When an agency boss leaves after less than a year, speculation about the future of the agency is routine. But Matt James' departure from Naked's spin-off Naked Ambition, where he was a founding partner, created an extra buzz because of the cachet attached to the Naked name.
Naked still dominates the growing communications planning sector, but new entrants including Rise Communications, Experience, Tonic and Good Stuff, in which OMD has a minority stake, are adding weight to it. And then there is The Ingram Partnership, which, after buying Unity, offers communications planning as part of its service.
It's hard to judge the relative success of many of these businesses because of the lack of billings figures available and the paucity of information in their Companies House entries.
Luck plays some part in the success of any new venture and Naked Ambition has not had much of it. Garry Lace, the former Grey London chief executive, was on the brink of committing the agency to taking a stake in the launch, but he left in March before a deal was signed. James' departure, whether encouraged or not, is the second blow it has endured in its nine-month existence.
But Jon Wilkins, a partner at Naked, says it will not close. "Ambition is going to stay around," he insists. "The situation with Matt hasn't worked, but we do not see that as an indication that demand is abating. We are in more conversations with different partners than we have ever been." Wilkins adds that there are six potential partnerships in the offing for Naked.
Partnerships, the backbone of Naked's business model, have been key to its success. When it launched four years ago, a significant chunk of its business came via referrals from Mother, which has a minority stake in Naked. Last year, it launched Naked Inside with Clemmow Hornby Inge and it is set to ratify a joint venture with Fallon.
The type of financial backing Naked had at launch can make all the difference, Simon Mathews, Rise Communications' founder, says. "We are a green-field start-up, so it has taken us longer to establish ourselves. Starting from scratch is a much longer road. If someone takes a 25 per cent stake in you, it does not make it 25 per cent easier to make your business, it makes it 100 per cent easier."

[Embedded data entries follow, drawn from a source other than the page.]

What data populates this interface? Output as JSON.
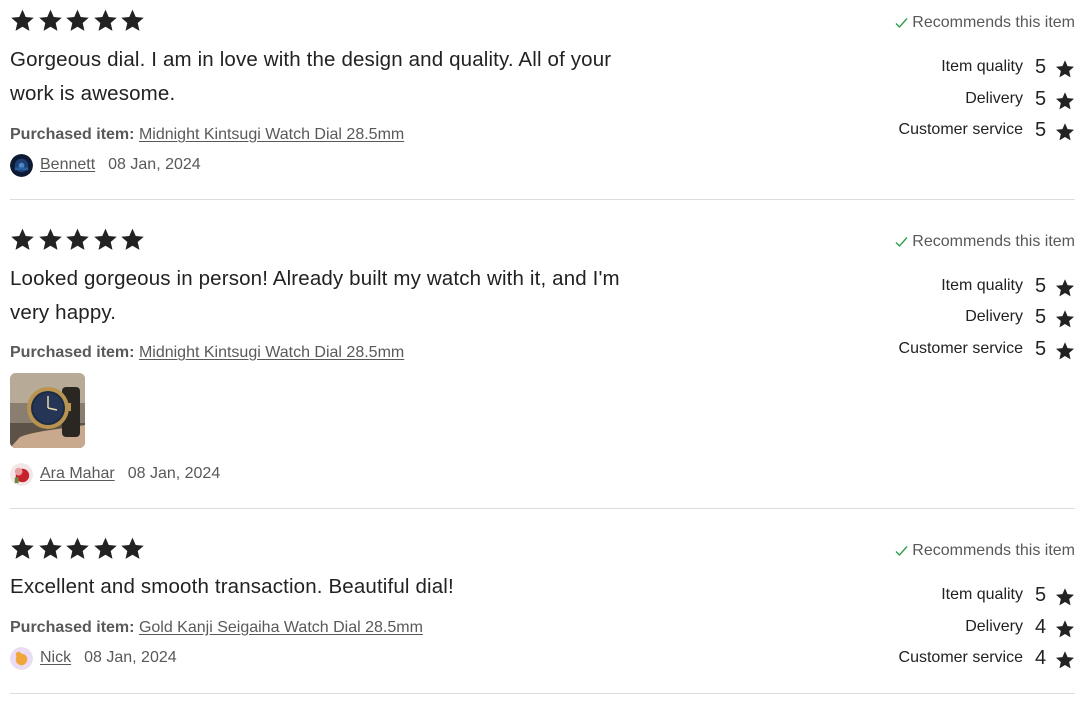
{
  "colors": {
    "star": "#222222",
    "check": "#2e9e4f",
    "muted": "#595959",
    "divider": "#dcdcdc"
  },
  "reviews": [
    {
      "stars": 5,
      "text": "Gorgeous dial. I am in love with the design and quality. All of your\nwork is awesome.",
      "purchased_label": "Purchased item:",
      "item_name": "Midnight Kintsugi Watch Dial 28.5mm",
      "reviewer": "Bennett",
      "date": "08 Jan, 2024",
      "recommends": "Recommends this item",
      "ratings": [
        {
          "label": "Item quality",
          "value": "5"
        },
        {
          "label": "Delivery",
          "value": "5"
        },
        {
          "label": "Customer service",
          "value": "5"
        }
      ]
    },
    {
      "stars": 5,
      "text": "Looked gorgeous in person! Already built my watch with it, and I'm\nvery happy.",
      "purchased_label": "Purchased item:",
      "item_name": "Midnight Kintsugi Watch Dial 28.5mm",
      "reviewer": "Ara Mahar",
      "date": "08 Jan, 2024",
      "recommends": "Recommends this item",
      "ratings": [
        {
          "label": "Item quality",
          "value": "5"
        },
        {
          "label": "Delivery",
          "value": "5"
        },
        {
          "label": "Customer service",
          "value": "5"
        }
      ]
    },
    {
      "stars": 5,
      "text": "Excellent and smooth transaction. Beautiful dial!",
      "purchased_label": "Purchased item:",
      "item_name": "Gold Kanji Seigaiha Watch Dial 28.5mm",
      "reviewer": "Nick",
      "date": "08 Jan, 2024",
      "recommends": "Recommends this item",
      "ratings": [
        {
          "label": "Item quality",
          "value": "5"
        },
        {
          "label": "Delivery",
          "value": "4"
        },
        {
          "label": "Customer service",
          "value": "4"
        }
      ]
    }
  ]
}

Mathews says of Ambition: "For the sake of its staff and clients, Naked needs to be clear about how it replaces the Grey connection."
Winning retained business is another challenge for strategy-led agencies, although it is perhaps less problematic than it used to be. Mathews says every project-based piece of business Rise Communications has won has transformed into a more permanent account. Wilkins claims that 80 per cent of Naked's business is retained, while both Experience and Good Stuff say that most of their clients are retained too.
The biggest challenge remains selling strategy-only solutions to clients.
Andrew Stephens, the co-founder of Good Stuff, says: "Some clients can be converted, but it takes longer to see others and to convince them to pay for separate planning."
Planning agencies get around this by arguing that they are truly impartial because of their distance from the buying process. They are often quick to claim that traditional media agencies are lazy old dinosaurs that just want to make commission on large television and press deals.
But the small planning agencies are now facing competition from media and creative agencies that are aping their language and services to avoid being cut out of the process. Critics counter that while planning agencies might be big on ideas, they do not have vital resources such as proprietary research or optimisation tools.
Mark Holden, the executive planning director at PHD and the former managing director at Rocket, suggests that being away from the buying process can bring its drawbacks. "There is a danger of becoming disengaged from the market if you are working in a small strategy agency. Media owners are innovating all the time. And if buyers are interfacing with media owners, they can bring that to the planning process."
He says planning agencies might struggle to attract repeat business because a killer strategy may unwittingly rule out the possibility of future interaction with a client. "There is no planning or buying work that can keep you linked in with a client. You can always refine and oversee the communications planning, but after a while, the job is complete," he explains.
Holden also thinks that people management is an issue. "Finding people to deliver and keeping them motivated in a flat structure is quite difficult," he says.
And loss of senior personnel is felt keenly. Mathews admits that when his fellow Rise co-founder, Andrew Goulborn, recently left the agency, it set it back a few months. But perhaps more crucially, as these agencies are still evolving, potential exists for internal discord about their direction and offering, how they market themselves and whom they recruit.
Recruitment is a massive issue for the planning specialists as the majority of recruits are from the very agencies that the strategic-led shops like to claim are living in the dark ages.
In general, the communications planning sector is in good shape but perhaps more clarity from the various players on their propositions would help it to grow further.
THE BURGEONING COMMUNICATIONS PLANNING SECTOR
AGENCY FOUNDERS LAUNCH DATE
Michaelides & Bednash George Michaelides, September 1994
Graham Bednash, Tony Regan
Naked Communications Will Collin, John Harlow, August 2000
Rise Communications Simon Mathews, October 2002
Andrew Goulborn (now left)
The Ingram Partnership Chris Ingram bought Unity August 2003
and brought its founders
Andy Tilley and Ivan Pollard
Tonic Tim Elton, Geoff Seeley December 2003
Experience Greg Turzynski, James March 2004
Whitmore, David Reid
Good Stuff Ben Hayes, Andrew Stephens June 2004